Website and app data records

-- Opening Marker --

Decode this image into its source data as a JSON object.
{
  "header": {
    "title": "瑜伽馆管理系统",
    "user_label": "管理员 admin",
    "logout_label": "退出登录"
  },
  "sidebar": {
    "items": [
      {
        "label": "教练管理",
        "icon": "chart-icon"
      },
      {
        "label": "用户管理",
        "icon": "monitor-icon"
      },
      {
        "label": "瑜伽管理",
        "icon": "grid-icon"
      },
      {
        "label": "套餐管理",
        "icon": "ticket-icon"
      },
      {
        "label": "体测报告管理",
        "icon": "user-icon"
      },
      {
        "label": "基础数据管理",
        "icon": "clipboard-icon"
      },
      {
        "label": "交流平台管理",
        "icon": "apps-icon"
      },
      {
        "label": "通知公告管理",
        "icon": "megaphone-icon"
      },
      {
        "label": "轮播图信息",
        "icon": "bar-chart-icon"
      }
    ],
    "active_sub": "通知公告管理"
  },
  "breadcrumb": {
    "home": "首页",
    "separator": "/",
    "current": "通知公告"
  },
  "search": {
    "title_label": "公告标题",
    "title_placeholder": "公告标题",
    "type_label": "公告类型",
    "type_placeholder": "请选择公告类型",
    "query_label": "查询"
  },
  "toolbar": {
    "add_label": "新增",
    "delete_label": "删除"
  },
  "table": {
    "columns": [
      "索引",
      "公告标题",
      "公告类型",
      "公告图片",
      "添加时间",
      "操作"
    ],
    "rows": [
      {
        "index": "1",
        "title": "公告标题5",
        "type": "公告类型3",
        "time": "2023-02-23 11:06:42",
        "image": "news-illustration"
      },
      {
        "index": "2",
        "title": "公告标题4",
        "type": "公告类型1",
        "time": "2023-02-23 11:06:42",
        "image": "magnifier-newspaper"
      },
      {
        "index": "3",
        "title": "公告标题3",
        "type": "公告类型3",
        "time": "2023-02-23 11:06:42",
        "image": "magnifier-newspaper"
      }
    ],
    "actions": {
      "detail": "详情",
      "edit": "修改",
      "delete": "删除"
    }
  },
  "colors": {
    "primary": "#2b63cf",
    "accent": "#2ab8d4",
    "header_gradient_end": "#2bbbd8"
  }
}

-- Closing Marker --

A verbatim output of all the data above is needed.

Result for this exercise:
Decode this image into its source data as a JSON object.
{
  "header": {
    "title": "瑜伽馆管理系统",
    "user_label": "管理员 admin",
    "logout_label": "退出登录"
  },
  "sidebar": {
    "items": [
      {
        "label": "教练管理",
        "icon": "chart-icon"
      },
      {
        "label": "用户管理",
        "icon": "monitor-icon"
      },
      {
        "label": "瑜伽管理",
        "icon": "grid-icon"
      },
      {
        "label": "套餐管理",
        "icon": "ticket-icon"
      },
      {
        "label": "体测报告管理",
        "icon": "user-icon"
      },
      {
        "label": "基础数据管理",
        "icon": "clipboard-icon"
      },
      {
        "label": "交流平台管理",
        "icon": "apps-icon"
      },
      {
        "label": "通知公告管理",
        "icon": "megaphone-icon"
      },
      {
        "label": "轮播图信息",
        "icon": "bar-chart-icon"
      }
    ],
    "active_sub": "通知公告管理"
  },
  "breadcrumb": {
    "home": "首页",
    "separator": "/",
    "current": "通知公告"
  },
  "search": {
    "title_label": "公告标题",
    "title_placeholder": "公告标题",
    "type_label": "公告类型",
    "type_placeholder": "请选择公告类型",
    "query_label": "查询"
  },
  "toolbar": {
    "add_label": "新增",
    "delete_label": "删除"
  },
  "table": {
    "columns": [
      "索引",
      "公告标题",
      "公告类型",
      "公告图片",
      "添加时间",
      "操作"
    ],
    "rows": [
      {
        "index": "1",
        "title": "公告标题5",
        "type": "公告类型3",
        "time": "2023-02-23 11:06:42",
        "image": "news-illustration"
      },
      {
        "index": "2",
        "title": "公告标题4",
        "type": "公告类型1",
        "time": "2023-02-23 11:06:42",
        "image": "magnifier-newspaper"
      },
      {
        "index": "3",
        "title": "公告标题3",
        "type": "公告类型3",
        "time": "2023-02-23 11:06:42",
        "image": "magnifier-newspaper"
      }
    ],
    "actions": {
      "detail": "详情",
      "edit": "修改",
      "delete": "删除"
    }
  },
  "colors": {
    "primary": "#2b63cf",
    "accent": "#2ab8d4",
    "header_gradient_end": "#2bbbd8"
  }
}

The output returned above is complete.